Given entries section start

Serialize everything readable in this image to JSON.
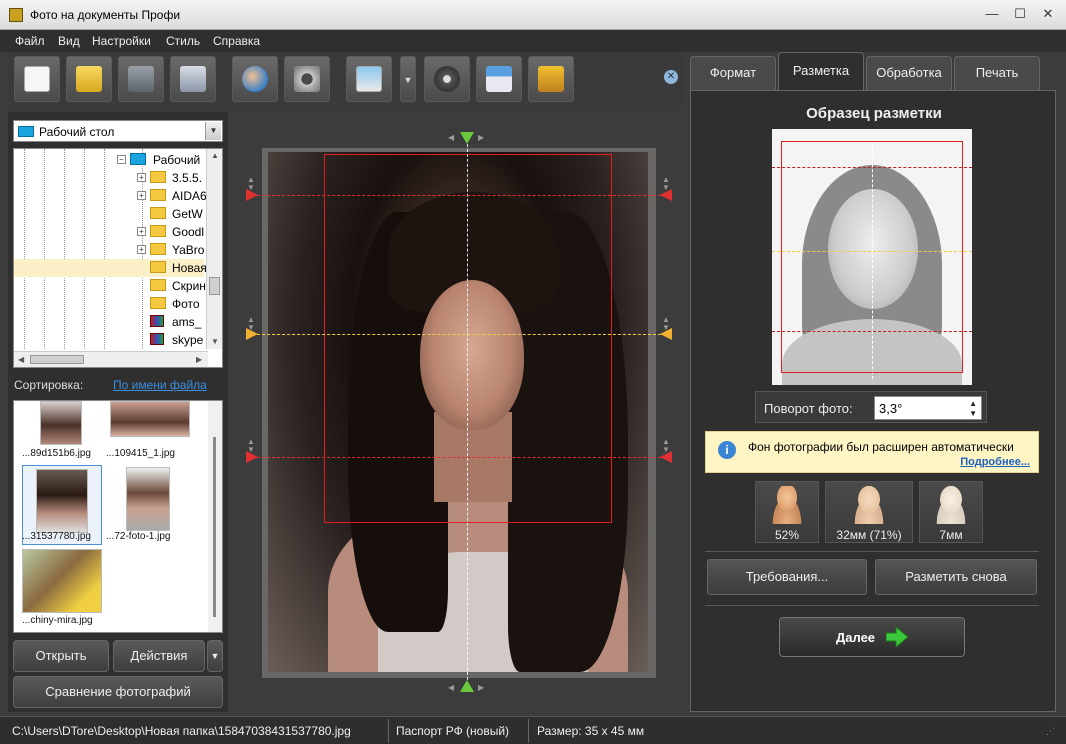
{
  "window": {
    "title": "Фото на документы Профи",
    "minimize": "—",
    "maximize": "☐",
    "close": "✕"
  },
  "menu": [
    "Файл",
    "Вид",
    "Настройки",
    "Стиль",
    "Справка"
  ],
  "toolbar": {
    "buttons": [
      "new-document-icon",
      "open-folder-icon",
      "save-icon",
      "print-icon",
      "user-search-icon",
      "camera-icon",
      "photo-edit-icon",
      "film-reel-icon",
      "home-icon",
      "shopping-cart-icon"
    ],
    "dropdown_arrow": "▼",
    "close_glyph": "✕"
  },
  "browser": {
    "location": "Рабочий стол",
    "tree": [
      {
        "label": "Рабочий",
        "expander": "−",
        "type": "desktop"
      },
      {
        "label": "3.5.5.",
        "expander": "+",
        "type": "folder"
      },
      {
        "label": "AIDA6",
        "expander": "+",
        "type": "folder"
      },
      {
        "label": "GetW",
        "expander": "",
        "type": "folder"
      },
      {
        "label": "Goodl",
        "expander": "+",
        "type": "folder"
      },
      {
        "label": "YaBro",
        "expander": "+",
        "type": "folder"
      },
      {
        "label": "Новая",
        "expander": "",
        "type": "folder",
        "selected": true
      },
      {
        "label": "Скрин",
        "expander": "",
        "type": "folder"
      },
      {
        "label": "Фото",
        "expander": "",
        "type": "folder"
      },
      {
        "label": "ams_",
        "expander": "",
        "type": "archive"
      },
      {
        "label": "skype",
        "expander": "",
        "type": "archive"
      }
    ],
    "sort_label": "Сортировка:",
    "sort_value": "По имени файла"
  },
  "thumbnails": [
    {
      "caption": "...89d151b6.jpg"
    },
    {
      "caption": "...109415_1.jpg"
    },
    {
      "caption": "...31537780.jpg",
      "selected": true
    },
    {
      "caption": "...72-foto-1.jpg"
    },
    {
      "caption": "...chiny-mira.jpg"
    }
  ],
  "left_buttons": {
    "open": "Открыть",
    "actions": "Действия",
    "actions_arrow": "▼",
    "compare": "Сравнение фотографий"
  },
  "tabs": [
    {
      "label": "Формат",
      "active": false
    },
    {
      "label": "Разметка",
      "active": true
    },
    {
      "label": "Обработка",
      "active": false
    },
    {
      "label": "Печать",
      "active": false
    }
  ],
  "markup_panel": {
    "title": "Образец разметки",
    "rotation_label": "Поворот фото:",
    "rotation_value": "3,3°",
    "info_text": "Фон фотографии был расширен автоматически",
    "info_link": "Подробнее...",
    "metrics": [
      {
        "icon": "head-size-icon",
        "value": "52%"
      },
      {
        "icon": "face-height-icon",
        "value": "32мм (71%)"
      },
      {
        "icon": "head-top-margin-icon",
        "value": "7мм"
      }
    ],
    "requirements_button": "Требования...",
    "remark_button": "Разметить снова",
    "next_button": "Далее"
  },
  "colors": {
    "accent_red": "#e02020",
    "guide_yellow": "#f0d040",
    "next_arrow": "#3cc83c",
    "link": "#3b8fe0"
  },
  "status": {
    "path": "C:\\Users\\DTore\\Desktop\\Новая папка\\15847038431537780.jpg",
    "format": "Паспорт РФ (новый)",
    "size": "Размер: 35 х 45 мм"
  }
}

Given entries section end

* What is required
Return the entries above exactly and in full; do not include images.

* Completed exercise
Serialize everything readable in this image to JSON.
{
  "window": {
    "title": "Фото на документы Профи",
    "minimize": "—",
    "maximize": "☐",
    "close": "✕"
  },
  "menu": [
    "Файл",
    "Вид",
    "Настройки",
    "Стиль",
    "Справка"
  ],
  "toolbar": {
    "buttons": [
      "new-document-icon",
      "open-folder-icon",
      "save-icon",
      "print-icon",
      "user-search-icon",
      "camera-icon",
      "photo-edit-icon",
      "film-reel-icon",
      "home-icon",
      "shopping-cart-icon"
    ],
    "dropdown_arrow": "▼",
    "close_glyph": "✕"
  },
  "browser": {
    "location": "Рабочий стол",
    "tree": [
      {
        "label": "Рабочий",
        "expander": "−",
        "type": "desktop"
      },
      {
        "label": "3.5.5.",
        "expander": "+",
        "type": "folder"
      },
      {
        "label": "AIDA6",
        "expander": "+",
        "type": "folder"
      },
      {
        "label": "GetW",
        "expander": "",
        "type": "folder"
      },
      {
        "label": "Goodl",
        "expander": "+",
        "type": "folder"
      },
      {
        "label": "YaBro",
        "expander": "+",
        "type": "folder"
      },
      {
        "label": "Новая",
        "expander": "",
        "type": "folder",
        "selected": true
      },
      {
        "label": "Скрин",
        "expander": "",
        "type": "folder"
      },
      {
        "label": "Фото",
        "expander": "",
        "type": "folder"
      },
      {
        "label": "ams_",
        "expander": "",
        "type": "archive"
      },
      {
        "label": "skype",
        "expander": "",
        "type": "archive"
      }
    ],
    "sort_label": "Сортировка:",
    "sort_value": "По имени файла"
  },
  "thumbnails": [
    {
      "caption": "...89d151b6.jpg"
    },
    {
      "caption": "...109415_1.jpg"
    },
    {
      "caption": "...31537780.jpg",
      "selected": true
    },
    {
      "caption": "...72-foto-1.jpg"
    },
    {
      "caption": "...chiny-mira.jpg"
    }
  ],
  "left_buttons": {
    "open": "Открыть",
    "actions": "Действия",
    "actions_arrow": "▼",
    "compare": "Сравнение фотографий"
  },
  "tabs": [
    {
      "label": "Формат",
      "active": false
    },
    {
      "label": "Разметка",
      "active": true
    },
    {
      "label": "Обработка",
      "active": false
    },
    {
      "label": "Печать",
      "active": false
    }
  ],
  "markup_panel": {
    "title": "Образец разметки",
    "rotation_label": "Поворот фото:",
    "rotation_value": "3,3°",
    "info_text": "Фон фотографии был расширен автоматически",
    "info_link": "Подробнее...",
    "metrics": [
      {
        "icon": "head-size-icon",
        "value": "52%"
      },
      {
        "icon": "face-height-icon",
        "value": "32мм (71%)"
      },
      {
        "icon": "head-top-margin-icon",
        "value": "7мм"
      }
    ],
    "requirements_button": "Требования...",
    "remark_button": "Разметить снова",
    "next_button": "Далее"
  },
  "colors": {
    "accent_red": "#e02020",
    "guide_yellow": "#f0d040",
    "next_arrow": "#3cc83c",
    "link": "#3b8fe0"
  },
  "status": {
    "path": "C:\\Users\\DTore\\Desktop\\Новая папка\\15847038431537780.jpg",
    "format": "Паспорт РФ (новый)",
    "size": "Размер: 35 х 45 мм"
  }
}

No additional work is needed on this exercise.